How do the children feel:  are they embarrased handing over their homemade gift; if it is later trumped by someone’s surplus spending, or do they even notice?  Maybe they are proud that they have put time and effort into their gift, as opposed to just handing over their parents spending power?  Little children are less likely to realise, or even consider, a gift’s value:  it was only recently that my youngest asked for a packet of jellybeans for Christmas.  But as they get older, there’s potentially more chance for embarrassment, or snide comments!

An ex-teacher revealed:
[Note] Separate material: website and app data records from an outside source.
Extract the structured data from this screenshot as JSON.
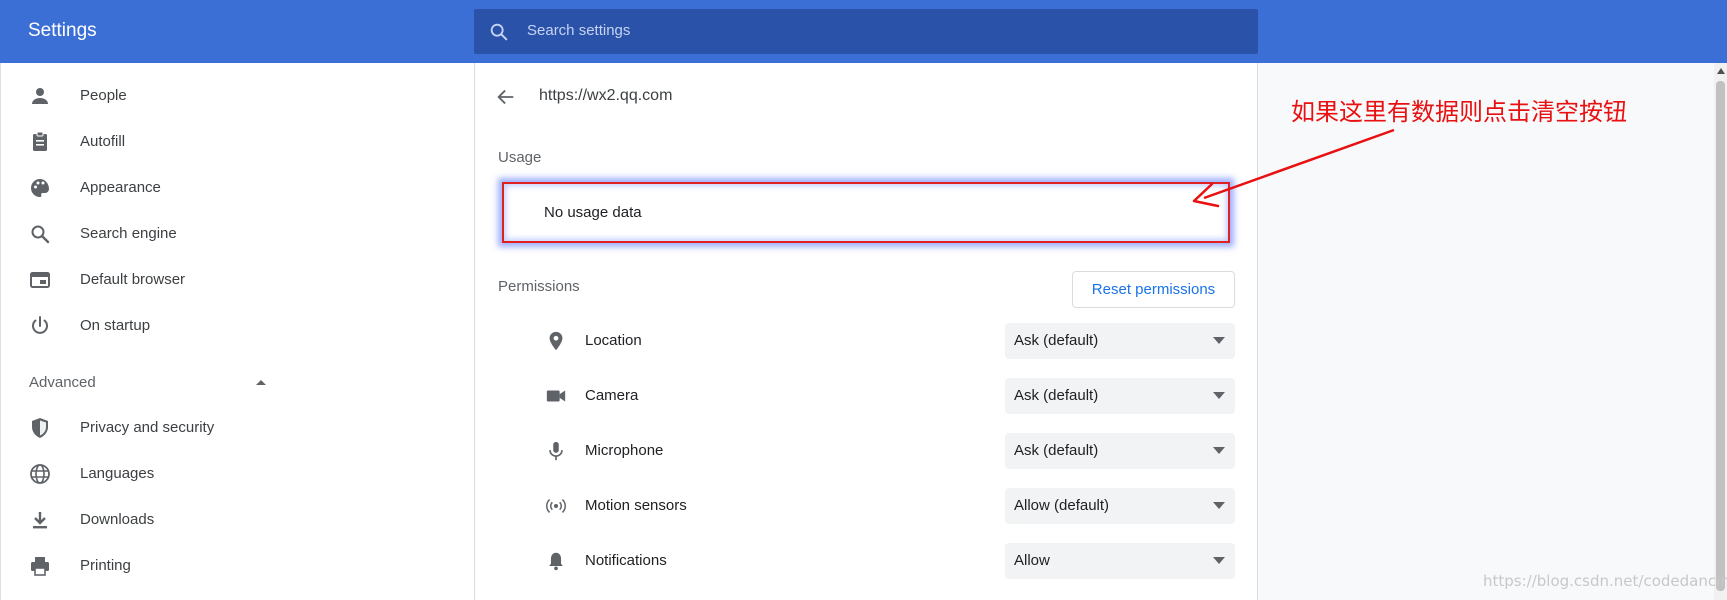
{
  "header": {
    "title": "Settings",
    "search_placeholder": "Search settings"
  },
  "sidebar": {
    "items": [
      {
        "label": "People",
        "icon": "person-icon"
      },
      {
        "label": "Autofill",
        "icon": "clipboard-icon"
      },
      {
        "label": "Appearance",
        "icon": "palette-icon"
      },
      {
        "label": "Search engine",
        "icon": "search-icon"
      },
      {
        "label": "Default browser",
        "icon": "browser-window-icon"
      },
      {
        "label": "On startup",
        "icon": "power-icon"
      }
    ],
    "advanced_label": "Advanced",
    "advanced_items": [
      {
        "label": "Privacy and security",
        "icon": "shield-icon"
      },
      {
        "label": "Languages",
        "icon": "globe-icon"
      },
      {
        "label": "Downloads",
        "icon": "download-icon"
      },
      {
        "label": "Printing",
        "icon": "printer-icon"
      }
    ]
  },
  "site": {
    "url": "https://wx2.qq.com",
    "usage_label": "Usage",
    "usage_text": "No usage data",
    "permissions_label": "Permissions",
    "reset_label": "Reset permissions",
    "permissions": [
      {
        "label": "Location",
        "value": "Ask (default)",
        "icon": "location-pin-icon"
      },
      {
        "label": "Camera",
        "value": "Ask (default)",
        "icon": "camera-icon"
      },
      {
        "label": "Microphone",
        "value": "Ask (default)",
        "icon": "microphone-icon"
      },
      {
        "label": "Motion sensors",
        "value": "Allow (default)",
        "icon": "motion-sensor-icon"
      },
      {
        "label": "Notifications",
        "value": "Allow",
        "icon": "bell-icon"
      }
    ]
  },
  "annotation": {
    "text": "如果这里有数据则点击清空按钮"
  },
  "watermark": "https://blog.csdn.net/codedancing",
  "colors": {
    "header": "#3c6fd6",
    "search_box": "#2a52a8",
    "accent_link": "#1a73e8",
    "annotation_red": "#e81010"
  }
}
The best present I ever received, which still brings tears to my eyes, was a half-eaten biscuit wrapped up in a sheet of loo roll!  The little boy came from a  family who had very little and he was desperate to give me something, like his friends; so he only ate half his break-time biscuit and gave me the rest.  We shared his present because it was such a kind thought.

The Association of Teachers and Lecturers warned:
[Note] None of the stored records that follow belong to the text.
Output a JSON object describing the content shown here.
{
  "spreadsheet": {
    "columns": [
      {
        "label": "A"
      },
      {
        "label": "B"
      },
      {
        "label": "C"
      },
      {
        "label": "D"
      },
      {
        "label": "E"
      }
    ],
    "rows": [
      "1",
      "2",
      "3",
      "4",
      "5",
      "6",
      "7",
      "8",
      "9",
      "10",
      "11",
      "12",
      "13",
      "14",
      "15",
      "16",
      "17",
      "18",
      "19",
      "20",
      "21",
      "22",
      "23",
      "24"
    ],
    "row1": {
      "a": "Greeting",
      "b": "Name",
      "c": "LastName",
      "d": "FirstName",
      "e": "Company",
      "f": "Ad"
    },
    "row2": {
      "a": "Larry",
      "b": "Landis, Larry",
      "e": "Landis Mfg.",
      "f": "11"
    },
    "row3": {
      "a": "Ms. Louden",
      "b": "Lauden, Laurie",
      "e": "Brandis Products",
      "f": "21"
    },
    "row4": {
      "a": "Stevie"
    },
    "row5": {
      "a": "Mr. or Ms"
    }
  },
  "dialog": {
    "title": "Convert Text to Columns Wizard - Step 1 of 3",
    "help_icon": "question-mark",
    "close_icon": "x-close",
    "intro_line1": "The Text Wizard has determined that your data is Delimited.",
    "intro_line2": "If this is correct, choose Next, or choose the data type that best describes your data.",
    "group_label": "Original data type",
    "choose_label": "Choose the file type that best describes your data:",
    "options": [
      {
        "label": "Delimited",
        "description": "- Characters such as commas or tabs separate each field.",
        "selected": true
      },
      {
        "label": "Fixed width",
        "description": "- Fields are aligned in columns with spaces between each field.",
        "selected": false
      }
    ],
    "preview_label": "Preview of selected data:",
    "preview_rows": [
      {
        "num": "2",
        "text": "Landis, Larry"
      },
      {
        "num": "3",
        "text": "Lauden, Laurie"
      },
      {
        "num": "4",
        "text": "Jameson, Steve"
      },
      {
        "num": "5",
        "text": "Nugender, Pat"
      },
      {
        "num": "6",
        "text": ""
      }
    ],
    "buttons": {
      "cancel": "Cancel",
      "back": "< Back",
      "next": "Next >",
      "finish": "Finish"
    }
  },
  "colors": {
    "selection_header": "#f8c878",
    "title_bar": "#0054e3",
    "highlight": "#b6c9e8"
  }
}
That teachers gift giving was becoming over-commercialised and competitive and said that teachers’ most treasured gifts were cards or pictures made by pupils. (The Independent, 17 July, 2014)
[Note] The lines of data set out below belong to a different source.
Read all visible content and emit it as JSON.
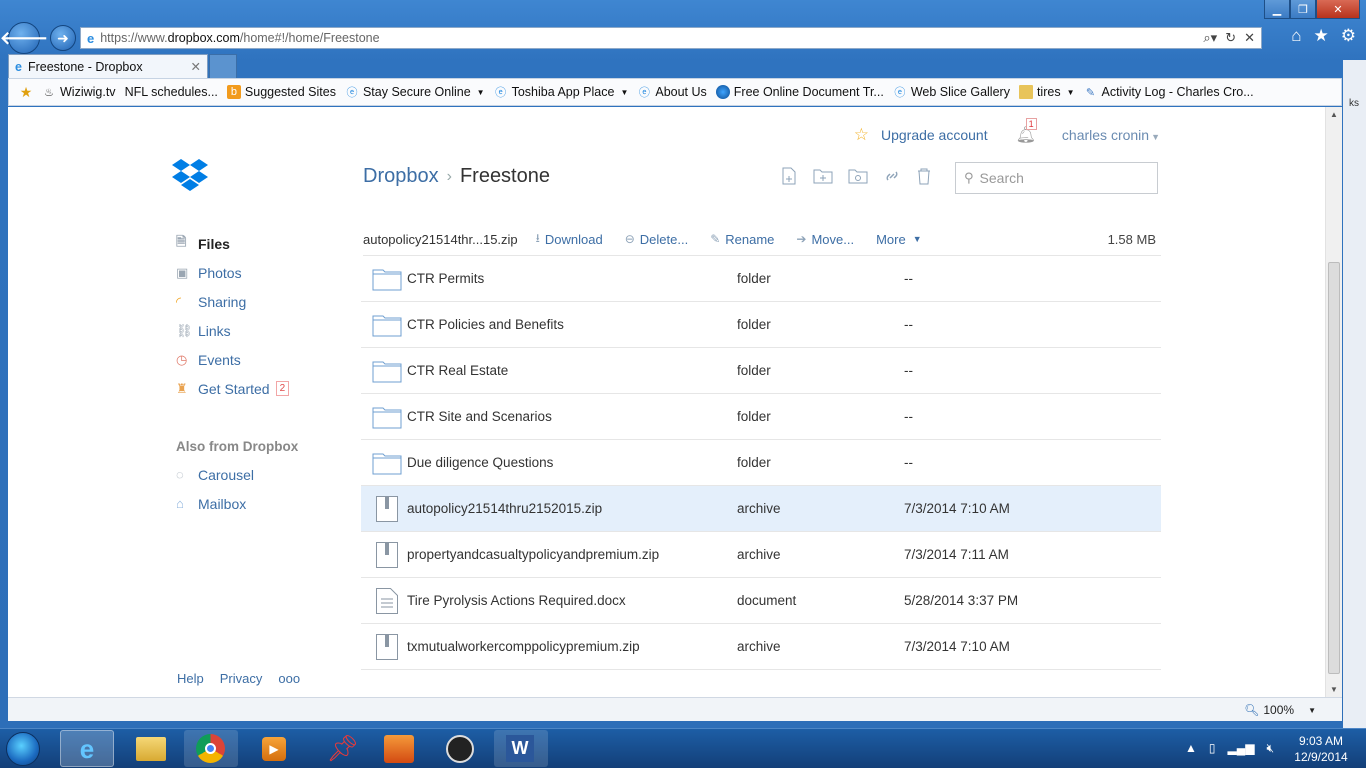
{
  "browser": {
    "url_prefix": "https://www.",
    "url_domain": "dropbox.com",
    "url_path": "/home#!/home/Freestone",
    "tab_title": "Freestone - Dropbox",
    "favorites": [
      {
        "label": "Wiziwig.tv",
        "icon": "flame-icon",
        "caret": false
      },
      {
        "label": "NFL schedules...",
        "icon": "",
        "caret": false
      },
      {
        "label": "Suggested Sites",
        "icon": "suggested-sites-icon",
        "caret": false
      },
      {
        "label": "Stay Secure Online",
        "icon": "ie-page-icon",
        "caret": true
      },
      {
        "label": "Toshiba App Place",
        "icon": "ie-page-icon",
        "caret": true
      },
      {
        "label": "About Us",
        "icon": "ie-page-icon",
        "caret": false
      },
      {
        "label": "Free Online Document Tr...",
        "icon": "globe-icon",
        "caret": false
      },
      {
        "label": "Web Slice Gallery",
        "icon": "ie-page-icon",
        "caret": false
      },
      {
        "label": "tires",
        "icon": "folder-icon",
        "caret": true
      },
      {
        "label": "Activity Log - Charles Cro...",
        "icon": "activity-icon",
        "caret": false
      }
    ],
    "zoom": "100%",
    "side_text": "ks"
  },
  "header": {
    "upgrade_label": "Upgrade account",
    "notification_count": "1",
    "user_name": "charles cronin"
  },
  "sidebar": {
    "items": [
      {
        "label": "Files",
        "icon": "files-icon",
        "active": true
      },
      {
        "label": "Photos",
        "icon": "photos-icon",
        "active": false
      },
      {
        "label": "Sharing",
        "icon": "sharing-icon",
        "active": false
      },
      {
        "label": "Links",
        "icon": "links-icon",
        "active": false
      },
      {
        "label": "Events",
        "icon": "events-icon",
        "active": false
      },
      {
        "label": "Get Started",
        "icon": "get-started-icon",
        "active": false,
        "badge": "2"
      }
    ],
    "also_heading": "Also from Dropbox",
    "also_items": [
      {
        "label": "Carousel",
        "icon": "carousel-icon"
      },
      {
        "label": "Mailbox",
        "icon": "mailbox-icon"
      }
    ],
    "footer_links": [
      "Help",
      "Privacy",
      "ooo"
    ]
  },
  "breadcrumb": {
    "root": "Dropbox",
    "separator": "›",
    "current": "Freestone"
  },
  "search": {
    "placeholder": "Search"
  },
  "actionbar": {
    "selected_name": "autopolicy21514thr...15.zip",
    "download": "Download",
    "delete": "Delete...",
    "rename": "Rename",
    "move": "Move...",
    "more": "More",
    "size": "1.58 MB"
  },
  "files": [
    {
      "name": "CTR Permits",
      "kind": "folder",
      "modified": "--",
      "type": "folder",
      "selected": false
    },
    {
      "name": "CTR Policies and Benefits",
      "kind": "folder",
      "modified": "--",
      "type": "folder",
      "selected": false
    },
    {
      "name": "CTR Real Estate",
      "kind": "folder",
      "modified": "--",
      "type": "folder",
      "selected": false
    },
    {
      "name": "CTR Site and Scenarios",
      "kind": "folder",
      "modified": "--",
      "type": "folder",
      "selected": false
    },
    {
      "name": "Due diligence Questions",
      "kind": "folder",
      "modified": "--",
      "type": "folder",
      "selected": false
    },
    {
      "name": "autopolicy21514thru2152015.zip",
      "kind": "archive",
      "modified": "7/3/2014 7:10 AM",
      "type": "archive",
      "selected": true
    },
    {
      "name": "propertyandcasualtypolicyandpremium.zip",
      "kind": "archive",
      "modified": "7/3/2014 7:11 AM",
      "type": "archive",
      "selected": false
    },
    {
      "name": "Tire Pyrolysis Actions Required.docx",
      "kind": "document",
      "modified": "5/28/2014 3:37 PM",
      "type": "document",
      "selected": false
    },
    {
      "name": "txmutualworkercomppolicypremium.zip",
      "kind": "archive",
      "modified": "7/3/2014 7:10 AM",
      "type": "archive",
      "selected": false
    }
  ],
  "taskbar": {
    "time": "9:03 AM",
    "date": "12/9/2014",
    "apps": [
      "start-orb-icon",
      "ie-icon",
      "file-explorer-icon",
      "chrome-icon",
      "media-player-icon",
      "pin-icon",
      "app-icon",
      "clock-app-icon",
      "word-icon"
    ]
  },
  "colors": {
    "link": "#3d6ea5",
    "selected_row": "#e4effb",
    "dropbox_blue": "#007ee5"
  }
}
Thinking outside the box can be a way round the increasing expenditure on gifts.  A friend’s four children collectively wanted to buy 15 gifts; to cover teachers and teaching assistants whom they wanted to thank; so she bought consumable gifts from a shop, took them out of their cardboard boxes and re-wrapped them with a beautiful ribbon and added the childrens’ cards!  She was delighted to hear that one of the teachers professed:

 Ooh, I’ve only ever seen these in cardboard boxes before, this looks very posh!

So what do you think?  Do you feel pressure, as a parent, in deciding what to buy for a teacher?  Do you feel you need to spend more to keep up with this trend?  As a pupil, do you feel embarrassed, or proud, handing over a homemade gift, as opposed to an expensive shop-bought gift?  And if you are a teacher, do you wish each school would set a cap on how much should be spent on gifts, or do you think that might exacerbate the spending further?

Not your everyday view of the Red Arrows!

The Eagle Formation over Akrotiri, 14 April 2011.  Image taken by Sqn Ldr Graeme Bagnall and located here: https://www.pinterest.com/pin/487725834620802258/

The Eagle Formation over Akrotiri, 14 April 2011. Image taken by Sqn Ldr Graeme Bagnall and located here:

One of the many benefits to living at Akrotiri, in Cyprus, is the thrice-daily Red Arrows display in the spring!  Sitting with a coffee on your patio, or venturing to the cliff tops, residents are treated to a variety of exciting aerobatic manoeuvres as the Reds undertake their annual spring training.  However, this photo above is one spectacular view residents never get to see!


Short Diamond Loop over RAF Akrotiri. Photo located at: https://www.pinterest.com/pin/82331499410594535/

Many love the opportunity to watch the Red Arrows at close quarters and away from the crowds and others (eventually) look forward to the quieter times when the Reds return to the UK!  Excitement or quiet-seeker aside, most residents agree that it is one of the wonders of living at RAF Akrotiri!